**Dataset extract**
== Segment start ==
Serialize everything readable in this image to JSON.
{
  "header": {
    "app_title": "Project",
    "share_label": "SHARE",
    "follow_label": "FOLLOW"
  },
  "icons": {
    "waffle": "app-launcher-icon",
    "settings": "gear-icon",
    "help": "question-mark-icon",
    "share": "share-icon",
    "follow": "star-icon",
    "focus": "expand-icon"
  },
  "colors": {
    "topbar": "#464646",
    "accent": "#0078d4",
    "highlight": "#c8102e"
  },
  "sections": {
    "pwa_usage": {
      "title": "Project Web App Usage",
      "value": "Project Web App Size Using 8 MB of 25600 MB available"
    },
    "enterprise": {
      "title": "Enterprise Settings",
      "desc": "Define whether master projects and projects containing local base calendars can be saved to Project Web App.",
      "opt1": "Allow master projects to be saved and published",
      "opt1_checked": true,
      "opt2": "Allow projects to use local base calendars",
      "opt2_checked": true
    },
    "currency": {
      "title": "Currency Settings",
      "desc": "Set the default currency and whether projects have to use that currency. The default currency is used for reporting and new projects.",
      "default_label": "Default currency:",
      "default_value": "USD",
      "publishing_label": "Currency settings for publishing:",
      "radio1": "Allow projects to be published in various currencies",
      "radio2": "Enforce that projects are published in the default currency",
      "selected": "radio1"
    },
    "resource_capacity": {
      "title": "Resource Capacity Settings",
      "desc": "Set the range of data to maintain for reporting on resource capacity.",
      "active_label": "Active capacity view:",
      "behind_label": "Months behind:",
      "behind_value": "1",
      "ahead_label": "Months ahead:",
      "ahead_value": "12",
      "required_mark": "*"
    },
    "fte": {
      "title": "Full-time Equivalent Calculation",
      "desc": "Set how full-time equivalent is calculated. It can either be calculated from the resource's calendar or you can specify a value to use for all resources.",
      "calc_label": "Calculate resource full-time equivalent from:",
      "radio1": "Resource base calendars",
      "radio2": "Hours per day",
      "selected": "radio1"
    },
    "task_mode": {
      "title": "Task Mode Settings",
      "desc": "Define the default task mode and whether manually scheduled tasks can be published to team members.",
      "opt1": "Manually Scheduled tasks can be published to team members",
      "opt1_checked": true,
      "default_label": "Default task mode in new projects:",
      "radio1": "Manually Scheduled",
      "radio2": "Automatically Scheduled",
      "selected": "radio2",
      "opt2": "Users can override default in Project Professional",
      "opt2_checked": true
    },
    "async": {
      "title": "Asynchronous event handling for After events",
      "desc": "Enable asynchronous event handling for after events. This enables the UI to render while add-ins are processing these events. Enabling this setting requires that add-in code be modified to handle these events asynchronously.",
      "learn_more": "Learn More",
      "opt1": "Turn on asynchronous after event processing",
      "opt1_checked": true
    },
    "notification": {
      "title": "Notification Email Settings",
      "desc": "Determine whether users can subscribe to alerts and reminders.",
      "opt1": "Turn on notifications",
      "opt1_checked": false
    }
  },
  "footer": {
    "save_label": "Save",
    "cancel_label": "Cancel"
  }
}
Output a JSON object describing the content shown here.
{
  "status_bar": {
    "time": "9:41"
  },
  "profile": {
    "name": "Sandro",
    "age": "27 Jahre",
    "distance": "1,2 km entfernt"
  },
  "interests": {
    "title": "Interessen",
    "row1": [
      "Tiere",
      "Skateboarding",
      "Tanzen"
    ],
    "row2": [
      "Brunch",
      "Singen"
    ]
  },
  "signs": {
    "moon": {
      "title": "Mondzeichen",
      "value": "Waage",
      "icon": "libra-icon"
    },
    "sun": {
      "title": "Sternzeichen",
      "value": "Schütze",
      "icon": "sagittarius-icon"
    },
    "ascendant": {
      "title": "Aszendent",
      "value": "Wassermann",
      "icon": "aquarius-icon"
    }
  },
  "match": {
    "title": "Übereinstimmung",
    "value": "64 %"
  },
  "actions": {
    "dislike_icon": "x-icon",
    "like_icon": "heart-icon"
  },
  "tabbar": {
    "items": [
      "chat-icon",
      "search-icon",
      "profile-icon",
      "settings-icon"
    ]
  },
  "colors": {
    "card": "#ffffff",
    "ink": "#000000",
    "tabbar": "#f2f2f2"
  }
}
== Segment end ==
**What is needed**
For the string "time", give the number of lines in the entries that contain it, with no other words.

**Reply**
4